#### Data excerpts

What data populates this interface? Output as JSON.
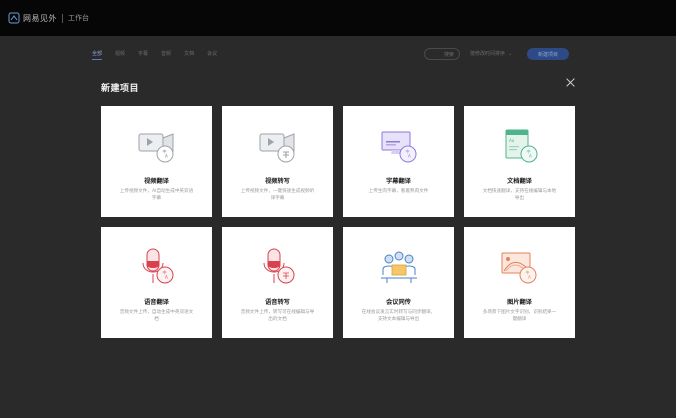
{
  "app": {
    "brand": "网易见外",
    "workbench": "工作台"
  },
  "background": {
    "tabs": [
      "全部",
      "视频",
      "字幕",
      "音频",
      "文档",
      "会议"
    ],
    "search_label": "搜索",
    "sort_label": "按修改时间排序",
    "new_project_button": "新建项目"
  },
  "dialog": {
    "title": "新建项目",
    "cards": [
      {
        "title": "视频翻译",
        "desc": "上传视频文件，AI自动生成中英双语字幕",
        "icon": "video-translate-icon"
      },
      {
        "title": "视频转写",
        "desc": "上传视频文件，一键快速生成视频听译字幕",
        "icon": "video-transcribe-icon"
      },
      {
        "title": "字幕翻译",
        "desc": "上传生肉字幕，看着熟肉文件",
        "icon": "subtitle-translate-icon"
      },
      {
        "title": "文档翻译",
        "desc": "文档快速翻译，支持在线编辑与本地导出",
        "icon": "document-translate-icon"
      },
      {
        "title": "语音翻译",
        "desc": "音频文件上传，自动生成中英双语文档",
        "icon": "voice-translate-icon"
      },
      {
        "title": "语音转写",
        "desc": "音频文件上传，转写可在线编辑与导出的文档",
        "icon": "voice-transcribe-icon"
      },
      {
        "title": "会议同传",
        "desc": "在线会议发言实时转写与同步翻译，支持文本编辑与导出",
        "icon": "meeting-interpret-icon"
      },
      {
        "title": "图片翻译",
        "desc": "多场景下图片文字识别，识别结果一键翻译",
        "icon": "image-translate-icon"
      }
    ]
  },
  "colors": {
    "topbar": "#060606",
    "overlay": "#2a2a2a",
    "card": "#ffffff",
    "accent_blue": "#2e4a86",
    "purple": "#8f7bd8",
    "green": "#4fb48c",
    "red": "#d9424c",
    "orange": "#e4805c"
  }
}
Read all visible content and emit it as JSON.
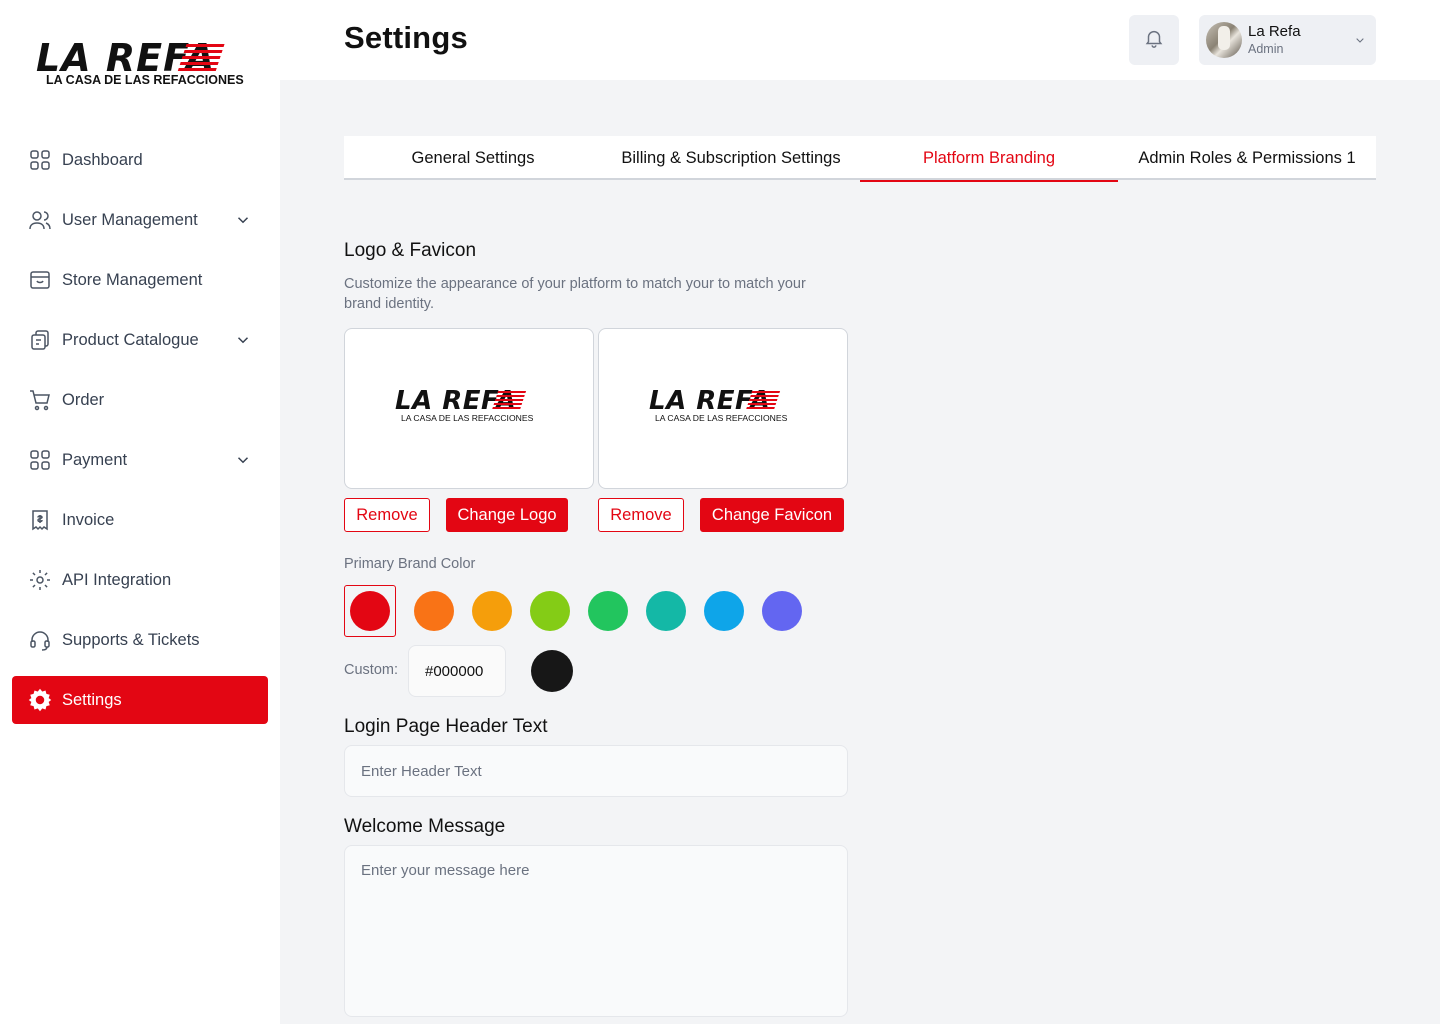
{
  "brand": {
    "word": "LA REFA",
    "tagline": "LA CASA DE LAS REFACCIONES",
    "accent_color": "#e30613"
  },
  "sidebar": {
    "items": [
      {
        "label": "Dashboard",
        "icon": "grid-icon",
        "expandable": false,
        "active": false
      },
      {
        "label": "User Management",
        "icon": "users-icon",
        "expandable": true,
        "active": false
      },
      {
        "label": "Store Management",
        "icon": "store-icon",
        "expandable": false,
        "active": false
      },
      {
        "label": "Product Catalogue",
        "icon": "catalogue-icon",
        "expandable": true,
        "active": false
      },
      {
        "label": "Order",
        "icon": "cart-icon",
        "expandable": false,
        "active": false
      },
      {
        "label": "Payment",
        "icon": "grid-icon",
        "expandable": true,
        "active": false
      },
      {
        "label": "Invoice",
        "icon": "invoice-icon",
        "expandable": false,
        "active": false
      },
      {
        "label": "API Integration",
        "icon": "gear-cog-icon",
        "expandable": false,
        "active": false
      },
      {
        "label": "Supports & Tickets",
        "icon": "headset-icon",
        "expandable": false,
        "active": false
      },
      {
        "label": "Settings",
        "icon": "settings-icon",
        "expandable": false,
        "active": true
      }
    ]
  },
  "header": {
    "title": "Settings",
    "user": {
      "name": "La Refa",
      "role": "Admin"
    }
  },
  "tabs": [
    {
      "label": "General Settings",
      "active": false
    },
    {
      "label": "Billing & Subscription Settings",
      "active": false
    },
    {
      "label": "Platform Branding",
      "active": true
    },
    {
      "label": "Admin Roles & Permissions 1",
      "active": false
    }
  ],
  "branding": {
    "section_title": "Logo & Favicon",
    "section_desc": "Customize the appearance of your platform to match your to match your brand identity.",
    "logo": {
      "remove_label": "Remove",
      "change_label": "Change Logo"
    },
    "favicon": {
      "remove_label": "Remove",
      "change_label": "Change Favicon"
    },
    "primary_color_label": "Primary Brand Color",
    "colors": [
      "#e30613",
      "#f97316",
      "#f59e0b",
      "#84cc16",
      "#22c55e",
      "#14b8a6",
      "#0ea5e9",
      "#6366f1"
    ],
    "selected_color_index": 0,
    "custom_label": "Custom:",
    "custom_value": "#000000",
    "custom_preview_color": "#171717",
    "login_header_label": "Login Page Header Text",
    "login_header_placeholder": "Enter Header Text",
    "welcome_label": "Welcome Message",
    "welcome_placeholder": "Enter your message here"
  }
}
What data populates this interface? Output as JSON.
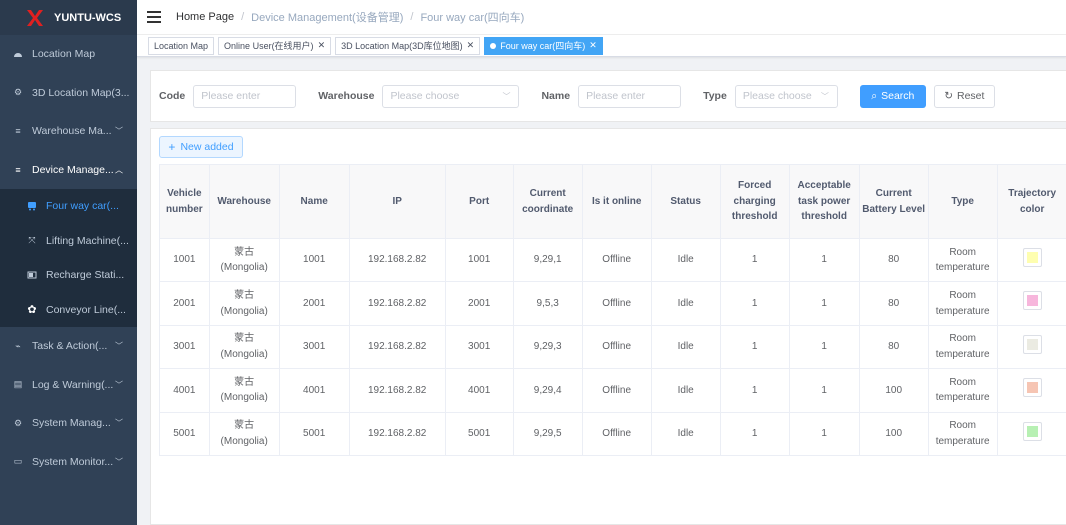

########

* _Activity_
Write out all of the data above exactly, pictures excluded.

* _Output of the task_
What data populates this interface? Output as JSON.
{
  "app": {
    "brand": "网易见外",
    "workbench": "工作台"
  },
  "background": {
    "tabs": [
      "全部",
      "视频",
      "字幕",
      "音频",
      "文档",
      "会议"
    ],
    "search_label": "搜索",
    "sort_label": "按修改时间排序",
    "new_project_button": "新建项目"
  },
  "dialog": {
    "title": "新建项目",
    "cards": [
      {
        "title": "视频翻译",
        "desc": "上传视频文件，AI自动生成中英双语字幕",
        "icon": "video-translate-icon"
      },
      {
        "title": "视频转写",
        "desc": "上传视频文件，一键快速生成视频听译字幕",
        "icon": "video-transcribe-icon"
      },
      {
        "title": "字幕翻译",
        "desc": "上传生肉字幕，看着熟肉文件",
        "icon": "subtitle-translate-icon"
      },
      {
        "title": "文档翻译",
        "desc": "文档快速翻译，支持在线编辑与本地导出",
        "icon": "document-translate-icon"
      },
      {
        "title": "语音翻译",
        "desc": "音频文件上传，自动生成中英双语文档",
        "icon": "voice-translate-icon"
      },
      {
        "title": "语音转写",
        "desc": "音频文件上传，转写可在线编辑与导出的文档",
        "icon": "voice-transcribe-icon"
      },
      {
        "title": "会议同传",
        "desc": "在线会议发言实时转写与同步翻译，支持文本编辑与导出",
        "icon": "meeting-interpret-icon"
      },
      {
        "title": "图片翻译",
        "desc": "多场景下图片文字识别，识别结果一键翻译",
        "icon": "image-translate-icon"
      }
    ]
  },
  "colors": {
    "topbar": "#060606",
    "overlay": "#2a2a2a",
    "card": "#ffffff",
    "accent_blue": "#2e4a86",
    "purple": "#8f7bd8",
    "green": "#4fb48c",
    "red": "#d9424c",
    "orange": "#e4805c"
  }
}
Read all visible content and emit it as JSON.
{
  "brand": {
    "word": "LA REFA",
    "tagline": "LA CASA DE LAS REFACCIONES",
    "accent_color": "#e30613"
  },
  "sidebar": {
    "items": [
      {
        "label": "Dashboard",
        "icon": "grid-icon",
        "expandable": false,
        "active": false
      },
      {
        "label": "User Management",
        "icon": "users-icon",
        "expandable": true,
        "active": false
      },
      {
        "label": "Store Management",
        "icon": "store-icon",
        "expandable": false,
        "active": false
      },
      {
        "label": "Product Catalogue",
        "icon": "catalogue-icon",
        "expandable": true,
        "active": false
      },
      {
        "label": "Order",
        "icon": "cart-icon",
        "expandable": false,
        "active": false
      },
      {
        "label": "Payment",
        "icon": "grid-icon",
        "expandable": true,
        "active": false
      },
      {
        "label": "Invoice",
        "icon": "invoice-icon",
        "expandable": false,
        "active": false
      },
      {
        "label": "API Integration",
        "icon": "gear-cog-icon",
        "expandable": false,
        "active": false
      },
      {
        "label": "Supports & Tickets",
        "icon": "headset-icon",
        "expandable": false,
        "active": false
      },
      {
        "label": "Settings",
        "icon": "settings-icon",
        "expandable": false,
        "active": true
      }
    ]
  },
  "header": {
    "title": "Settings",
    "user": {
      "name": "La Refa",
      "role": "Admin"
    }
  },
  "tabs": [
    {
      "label": "General Settings",
      "active": false
    },
    {
      "label": "Billing & Subscription Settings",
      "active": false
    },
    {
      "label": "Platform Branding",
      "active": true
    },
    {
      "label": "Admin Roles & Permissions 1",
      "active": false
    }
  ],
  "branding": {
    "section_title": "Logo & Favicon",
    "section_desc": "Customize the appearance of your platform to match your to match your brand identity.",
    "logo": {
      "remove_label": "Remove",
      "change_label": "Change Logo"
    },
    "favicon": {
      "remove_label": "Remove",
      "change_label": "Change Favicon"
    },
    "primary_color_label": "Primary Brand Color",
    "colors": [
      "#e30613",
      "#f97316",
      "#f59e0b",
      "#84cc16",
      "#22c55e",
      "#14b8a6",
      "#0ea5e9",
      "#6366f1"
    ],
    "selected_color_index": 0,
    "custom_label": "Custom:",
    "custom_value": "#000000",
    "custom_preview_color": "#171717",
    "login_header_label": "Login Page Header Text",
    "login_header_placeholder": "Enter Header Text",
    "welcome_label": "Welcome Message",
    "welcome_placeholder": "Enter your message here"
  }
}
What data populates this interface? Output as JSON.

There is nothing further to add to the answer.